**Source data:**
================

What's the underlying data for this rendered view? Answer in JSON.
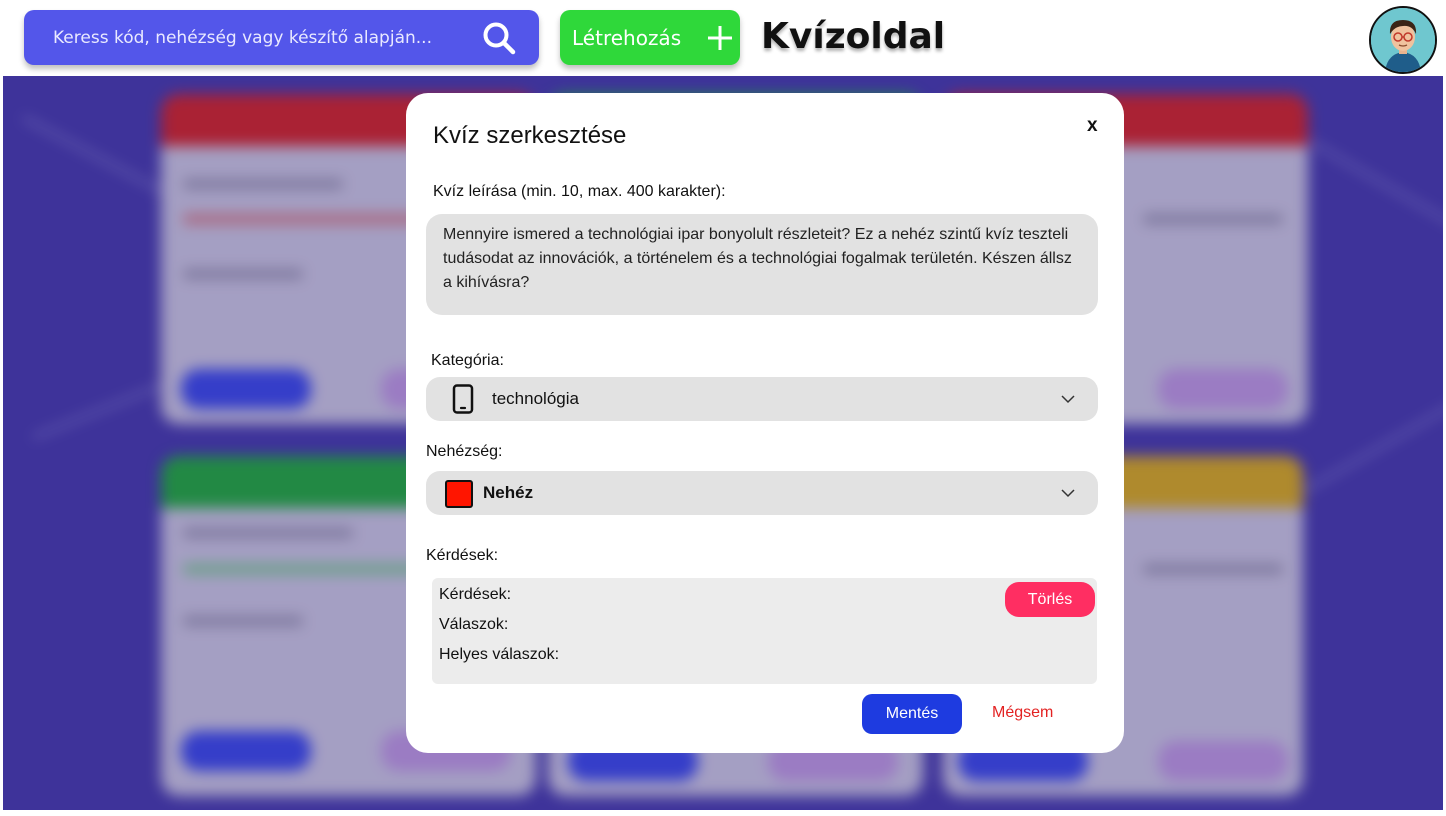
{
  "header": {
    "search_placeholder": "Keress kód, nehézség vagy készítő alapján...",
    "create_label": "Létrehozás",
    "site_title": "Kvízoldal"
  },
  "modal": {
    "title": "Kvíz szerkesztése",
    "close_label": "x",
    "description_label": "Kvíz leírása (min. 10, max. 400 karakter):",
    "description_value": "Mennyire ismered a technológiai ipar bonyolult részleteit? Ez a nehéz szintű kvíz teszteli tudásodat az innovációk, a történelem és a technológiai fogalmak területén. Készen állsz a kihívásra?",
    "category_label": "Kategória:",
    "category_value": "technológia",
    "category_icon": "phone-icon",
    "difficulty_label": "Nehézség:",
    "difficulty_value": "Nehéz",
    "difficulty_color": "#ff1500",
    "questions_label": "Kérdések:",
    "question_item": {
      "questions": "Kérdések:",
      "answers": "Válaszok:",
      "correct_answers": "Helyes válaszok:",
      "delete_label": "Törlés"
    },
    "save_label": "Mentés",
    "cancel_label": "Mégsem"
  },
  "colors": {
    "search_bg": "#5356ea",
    "create_bg": "#2fd83a",
    "background": "#3b2fa8",
    "delete_bg": "#ff2e62",
    "save_bg": "#1e3be0",
    "cancel_text": "#e32222"
  }
}
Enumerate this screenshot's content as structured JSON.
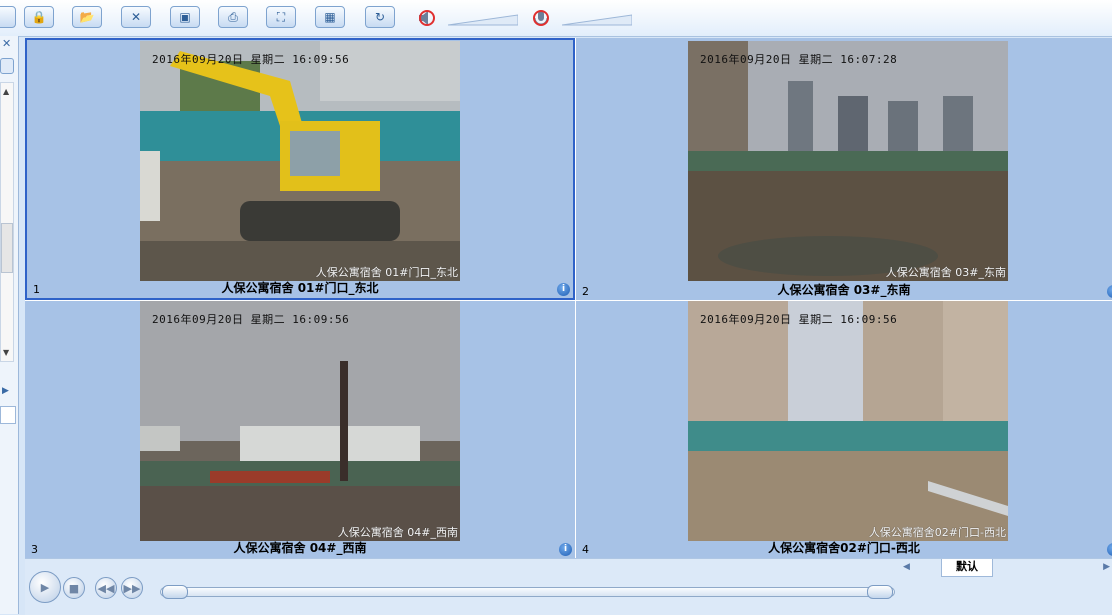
{
  "toolbar": {
    "buttons": [
      {
        "name": "lock-button",
        "icon": "lock-icon",
        "glyph": "🔒"
      },
      {
        "name": "open-folder-button",
        "icon": "folder-icon",
        "glyph": "📂"
      },
      {
        "name": "close-all-button",
        "icon": "close-icon",
        "glyph": "✕"
      },
      {
        "name": "capture-button",
        "icon": "camera-icon",
        "glyph": "▣"
      },
      {
        "name": "print-button",
        "icon": "printer-icon",
        "glyph": "⎙"
      },
      {
        "name": "fullscreen-button",
        "icon": "fullscreen-icon",
        "glyph": "⛶"
      },
      {
        "name": "record-button",
        "icon": "film-icon",
        "glyph": "▦"
      },
      {
        "name": "refresh-button",
        "icon": "refresh-icon",
        "glyph": "↻"
      }
    ],
    "speaker_icon": "speaker-muted-icon",
    "mic_icon": "microphone-muted-icon"
  },
  "channels": [
    {
      "number": "1",
      "caption": "人保公寓宿舍 01#门口_东北",
      "timestamp": "2016年09月20日  星期二  16:09:56",
      "watermark": "人保公寓宿舍 01#门口_东北",
      "selected": true
    },
    {
      "number": "2",
      "caption": "人保公寓宿舍 03#_东南",
      "timestamp": "2016年09月20日  星期二  16:07:28",
      "watermark": "人保公寓宿舍 03#_东南",
      "selected": false
    },
    {
      "number": "3",
      "caption": "人保公寓宿舍 04#_西南",
      "timestamp": "2016年09月20日  星期二  16:09:56",
      "watermark": "人保公寓宿舍 04#_西南",
      "selected": false
    },
    {
      "number": "4",
      "caption": "人保公寓宿舍02#门口-西北",
      "timestamp": "2016年09月20日  星期二  16:09:56",
      "watermark": "人保公寓宿舍02#门口-西北",
      "selected": false
    }
  ],
  "info_glyph": "i",
  "bottom": {
    "tab_label": "默认"
  },
  "colors": {
    "cell_bg": "#a7c2e6",
    "selection": "#2f62c8",
    "toolbar_bg": "#e2eefb"
  }
}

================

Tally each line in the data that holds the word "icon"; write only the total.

**Solution:** 11